*** Task material Section Begins ***

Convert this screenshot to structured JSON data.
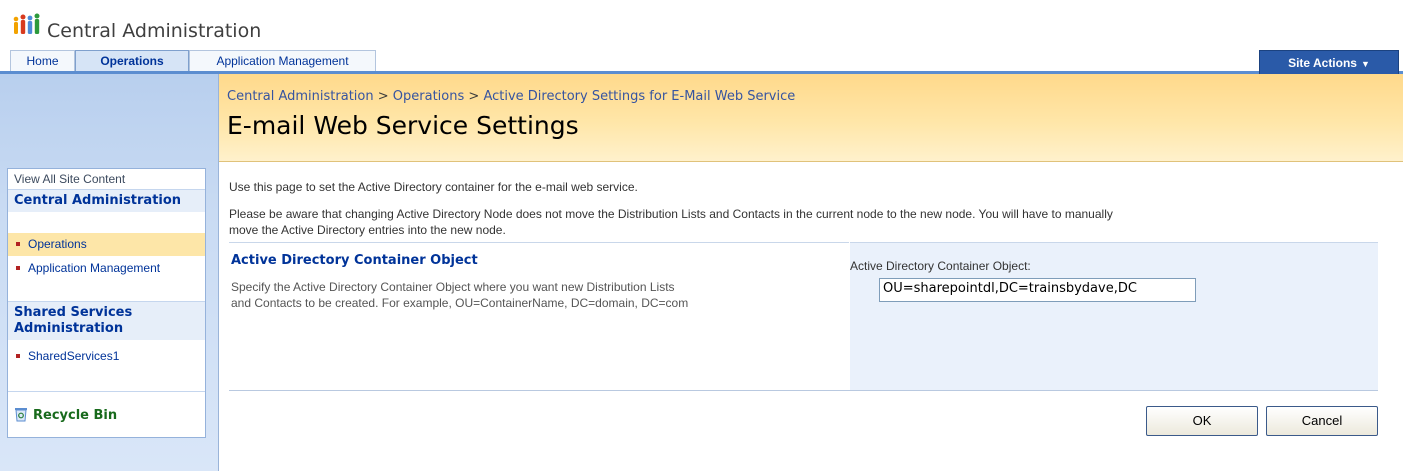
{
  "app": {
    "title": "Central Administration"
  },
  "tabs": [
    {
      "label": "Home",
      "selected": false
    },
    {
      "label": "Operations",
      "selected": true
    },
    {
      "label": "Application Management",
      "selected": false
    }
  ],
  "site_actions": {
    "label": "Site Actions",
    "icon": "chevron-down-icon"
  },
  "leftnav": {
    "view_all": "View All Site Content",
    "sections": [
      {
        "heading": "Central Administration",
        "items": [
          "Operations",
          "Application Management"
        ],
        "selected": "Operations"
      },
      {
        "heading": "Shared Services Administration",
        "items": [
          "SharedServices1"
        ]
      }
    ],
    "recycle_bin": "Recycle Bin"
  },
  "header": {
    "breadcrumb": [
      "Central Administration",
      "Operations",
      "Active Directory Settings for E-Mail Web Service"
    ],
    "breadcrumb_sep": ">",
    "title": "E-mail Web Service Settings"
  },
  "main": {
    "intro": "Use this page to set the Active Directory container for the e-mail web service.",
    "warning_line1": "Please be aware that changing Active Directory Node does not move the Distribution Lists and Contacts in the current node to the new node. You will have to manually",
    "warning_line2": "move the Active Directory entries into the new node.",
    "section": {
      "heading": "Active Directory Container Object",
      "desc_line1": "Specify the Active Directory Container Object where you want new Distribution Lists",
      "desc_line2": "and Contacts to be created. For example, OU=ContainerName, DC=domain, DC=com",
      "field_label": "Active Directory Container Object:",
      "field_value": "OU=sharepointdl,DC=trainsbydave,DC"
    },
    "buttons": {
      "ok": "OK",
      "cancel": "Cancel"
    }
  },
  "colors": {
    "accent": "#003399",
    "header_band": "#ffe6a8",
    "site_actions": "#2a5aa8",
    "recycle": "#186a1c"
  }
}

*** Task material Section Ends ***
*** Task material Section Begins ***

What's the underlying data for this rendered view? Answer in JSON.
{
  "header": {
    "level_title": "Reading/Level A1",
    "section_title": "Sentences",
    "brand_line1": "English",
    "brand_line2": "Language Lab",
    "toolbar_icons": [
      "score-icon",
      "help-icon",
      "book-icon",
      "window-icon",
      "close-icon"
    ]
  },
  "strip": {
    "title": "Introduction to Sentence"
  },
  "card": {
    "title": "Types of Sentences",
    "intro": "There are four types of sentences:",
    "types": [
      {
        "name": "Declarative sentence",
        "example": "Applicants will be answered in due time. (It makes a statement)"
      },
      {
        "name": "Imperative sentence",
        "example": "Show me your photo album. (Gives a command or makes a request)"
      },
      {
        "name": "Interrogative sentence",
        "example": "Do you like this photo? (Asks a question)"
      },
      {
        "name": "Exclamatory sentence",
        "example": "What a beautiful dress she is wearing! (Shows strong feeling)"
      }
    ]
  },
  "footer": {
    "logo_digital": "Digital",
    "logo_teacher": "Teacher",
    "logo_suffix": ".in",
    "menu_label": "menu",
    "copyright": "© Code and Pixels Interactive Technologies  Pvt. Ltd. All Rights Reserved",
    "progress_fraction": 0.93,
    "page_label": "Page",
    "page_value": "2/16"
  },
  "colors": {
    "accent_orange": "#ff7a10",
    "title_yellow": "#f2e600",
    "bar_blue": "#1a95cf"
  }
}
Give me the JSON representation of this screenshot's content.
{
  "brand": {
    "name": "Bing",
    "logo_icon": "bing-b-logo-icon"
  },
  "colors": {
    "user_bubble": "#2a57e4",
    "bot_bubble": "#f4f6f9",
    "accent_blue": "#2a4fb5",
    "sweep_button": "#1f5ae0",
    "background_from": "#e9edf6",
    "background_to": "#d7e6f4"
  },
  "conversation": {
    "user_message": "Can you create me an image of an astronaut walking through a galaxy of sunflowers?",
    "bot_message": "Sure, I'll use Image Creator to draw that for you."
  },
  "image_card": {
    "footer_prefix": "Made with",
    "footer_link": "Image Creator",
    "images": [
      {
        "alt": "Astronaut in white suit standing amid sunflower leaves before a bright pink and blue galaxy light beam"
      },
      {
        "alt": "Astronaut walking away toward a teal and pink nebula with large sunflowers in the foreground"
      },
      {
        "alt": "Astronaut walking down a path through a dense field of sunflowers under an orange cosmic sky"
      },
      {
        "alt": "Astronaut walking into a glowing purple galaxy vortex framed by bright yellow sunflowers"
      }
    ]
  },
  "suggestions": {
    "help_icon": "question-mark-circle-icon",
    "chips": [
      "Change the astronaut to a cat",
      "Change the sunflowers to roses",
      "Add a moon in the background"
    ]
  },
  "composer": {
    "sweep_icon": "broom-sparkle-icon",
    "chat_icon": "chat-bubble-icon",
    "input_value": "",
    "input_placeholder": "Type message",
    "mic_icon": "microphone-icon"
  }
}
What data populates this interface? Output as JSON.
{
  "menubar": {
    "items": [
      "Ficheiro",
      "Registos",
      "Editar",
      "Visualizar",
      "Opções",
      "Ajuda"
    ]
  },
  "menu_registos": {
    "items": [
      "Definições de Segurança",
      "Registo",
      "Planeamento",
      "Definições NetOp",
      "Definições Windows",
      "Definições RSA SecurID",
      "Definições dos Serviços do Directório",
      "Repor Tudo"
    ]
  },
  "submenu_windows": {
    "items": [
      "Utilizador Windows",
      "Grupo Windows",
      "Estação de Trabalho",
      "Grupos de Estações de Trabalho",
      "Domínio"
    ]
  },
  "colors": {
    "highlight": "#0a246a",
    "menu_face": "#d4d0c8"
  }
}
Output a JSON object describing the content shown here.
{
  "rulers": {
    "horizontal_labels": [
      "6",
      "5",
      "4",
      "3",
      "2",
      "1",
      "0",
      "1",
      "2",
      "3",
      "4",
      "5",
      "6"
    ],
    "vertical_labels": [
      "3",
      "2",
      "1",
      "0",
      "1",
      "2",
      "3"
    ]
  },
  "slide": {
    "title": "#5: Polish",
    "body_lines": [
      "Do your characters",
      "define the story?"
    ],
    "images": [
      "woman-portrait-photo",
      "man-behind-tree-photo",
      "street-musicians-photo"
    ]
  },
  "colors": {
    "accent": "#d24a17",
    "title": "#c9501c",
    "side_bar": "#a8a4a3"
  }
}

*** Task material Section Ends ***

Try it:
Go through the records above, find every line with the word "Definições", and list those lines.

Response to the exercise:
      "Definições de Segurança",
      "Definições NetOp",
      "Definições Windows",
      "Definições RSA SecurID",
      "Definições dos Serviços do Directório",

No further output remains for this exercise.